The fire was believed to have been started by a man-made fire, but there was no water and no means for fire apparatus to get out there – it’s very shallow to get into the island.
Sheriff Ramsay said, “Measures were made to make sure people were safe and secure. It’s not uncommon on these islands where people are squatting to start a fire, whether it be for heat, whether it be for lighting, whether it be for cooking. In this case we think that a bonfire that was started out there got out of control.”
It burned down several man-made structures as well as some of the island’s foliage.
Sheriff Ramsay said, “The occupants were frustrated that they thought that no one cared about them out there, but it’s kind of hard when you live illegally and remotely on an island, there’s no ability to get resources to extinguish your illegal shack.”
A domestic violence incident led to quite a rough time for sheriff’s officers recently.
A judge told a man to stay away from a women who filed a restraining order against him after a domestic violence complaint. He was forced to relinquish all his weapons. As soon as he left the court, the man immediately went to the woman’s home and began arguing.
Sheriff Ramsay said, “At some point in time she was in the vehicle, trying to tell him to leave her alone. He got very upset. She wanted to get out of the car. He wouldn’t let her out of the car. She tried to get out of the car. He put the car in motion.”
He crashed into several items. By the time she got out, sheriff’s officers were called.
Eventually officers were able to get the car stopped. The man was quite combative.
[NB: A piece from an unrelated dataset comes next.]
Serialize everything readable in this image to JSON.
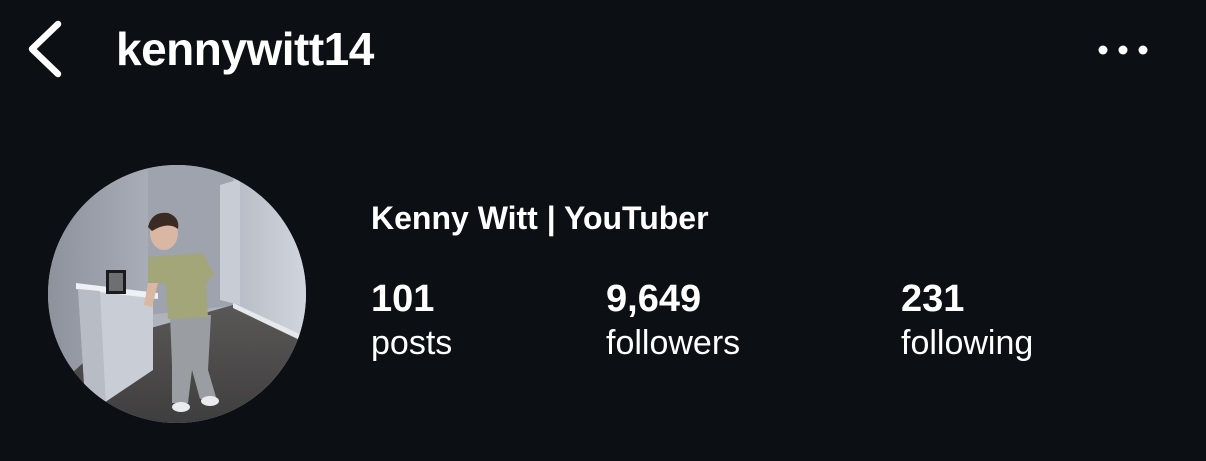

Sheriff Ramsay said, “He’d been drinking. At the house there was a weapon, it was his weapon at the home. He had then violated the order for having contact with the victim, for this weapon that was now accessible to him, with us for DUI. Then when we tried to deal with him, he got confrontational. We had to wind up tazing him. This dumb person just made his situation worse. He should have learned from the night before when your actions resulted in you going to jail and a judge tells you not to have contact with her, weapons or anything else and you’re at this point in time on pre-trial release to go out and do everything wrong and everything you’re told not to do, you do. He’s back in jail. This time I think he’s going to be staying there for a while. He’s got a lot of serious charges as well as the judge will not likely let him out so easy now because clearly he won’t listen to the courts.”
A Miami, FL, man was arrested on a traffic stop on Saturday and a handgun was discovered as well as a whole lot of drugs.
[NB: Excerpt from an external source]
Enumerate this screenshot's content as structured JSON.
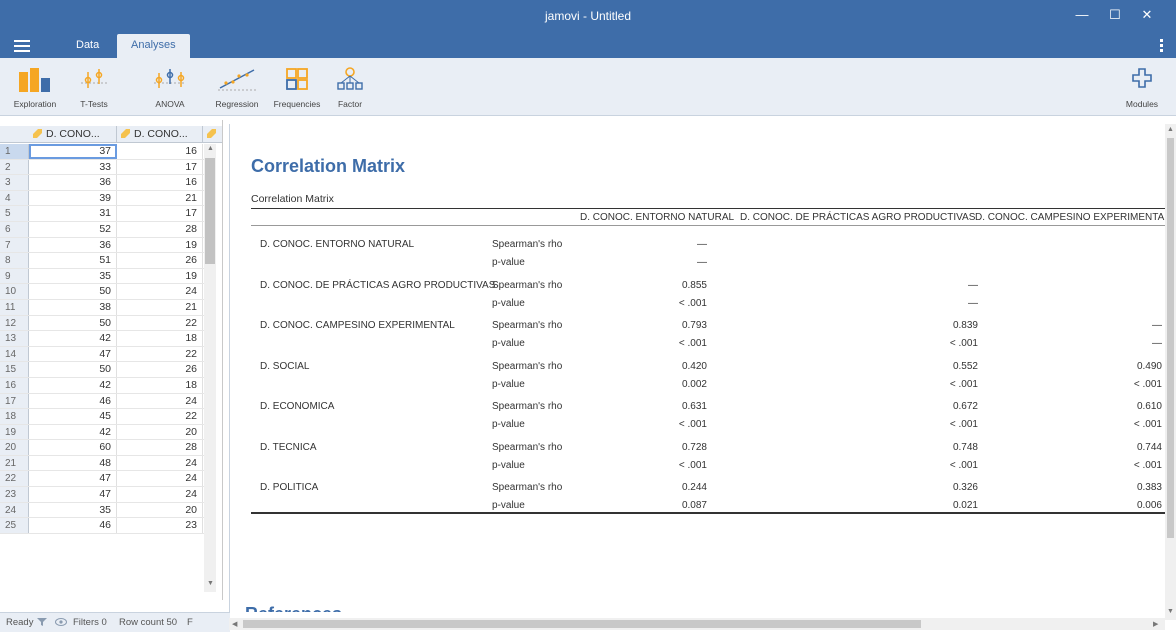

Sheriff Ramsay said, “He’s from Miami coming down to the Keys with a litany of drugs to disperse in the Keys.”
He was stopped for speeding.
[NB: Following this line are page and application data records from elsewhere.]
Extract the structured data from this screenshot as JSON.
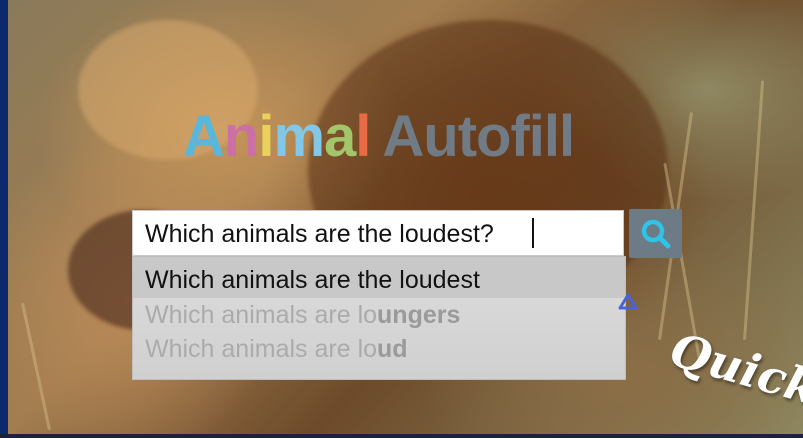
{
  "title": {
    "letters": [
      {
        "ch": "A",
        "color": "#59b7d9"
      },
      {
        "ch": "n",
        "color": "#cc6fa5"
      },
      {
        "ch": "i",
        "color": "#e9d15c"
      },
      {
        "ch": "m",
        "color": "#83c7e6"
      },
      {
        "ch": "a",
        "color": "#a3c56b"
      },
      {
        "ch": "l",
        "color": "#ea6a45"
      }
    ],
    "word2": "Autofill",
    "word2_color": "#707b85"
  },
  "search": {
    "value": "Which animals are the loudest?",
    "button_icon": "search-icon",
    "button_color": "#6c7b86",
    "icon_color": "#2fc3e8"
  },
  "suggestions": [
    {
      "prefix": "Which animals are the loudest",
      "suffix": ""
    },
    {
      "prefix": "Which animals are lo",
      "suffix": "ungers"
    },
    {
      "prefix": "Which animals are lo",
      "suffix": "ud"
    }
  ],
  "pointer_icon": "cursor-triangle-icon",
  "overlay_text": "Quick"
}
Sheriff Ramsay said, “We say so much of our fentanyl cases occur from traffic stops. You’d think if you’ve got drugs and other stuff in your car you’d be driving like you’re supposed to and not draw attention, but not the smartest guy.”
When the car was stopped for speeding, as soon as the window rolls down, a strong smell of marijuana comes from the inside, which gives sheriff’s officers probably cause to search the car.
Sheriff Ramsay said, “We do find a loaded firearm, which is always scary for us to be out with people who are carrying trafficking levels of narcotics and who don’t want to go to jail. These people a lot of the times are under the influence of narcotics while they’re doing this. So there really is a risk to us.”
Fentanyl, fentanyl-laced cocaine, fentanyl-laced marijuana, methamphetamines, Xanax and various other pills were discovered.
Sheriff Ramsay said, “This guy has a pharmacy of different types of stuff in the car.”
Some of it had to be sent out to the crime lab to determine what it was.
Sheriff Ramsay said, “It goes to show you how difficult and dangerous the job can be and how things can go pretty quickly from okay to very serious when you’re out with armed drug dealers in the middle of nowhere or people are fighting with you or people are trying to resist you and people are trying to get away. It’s a tough job. They’re out there for very little money trying to make differences and keep people safe and secure.”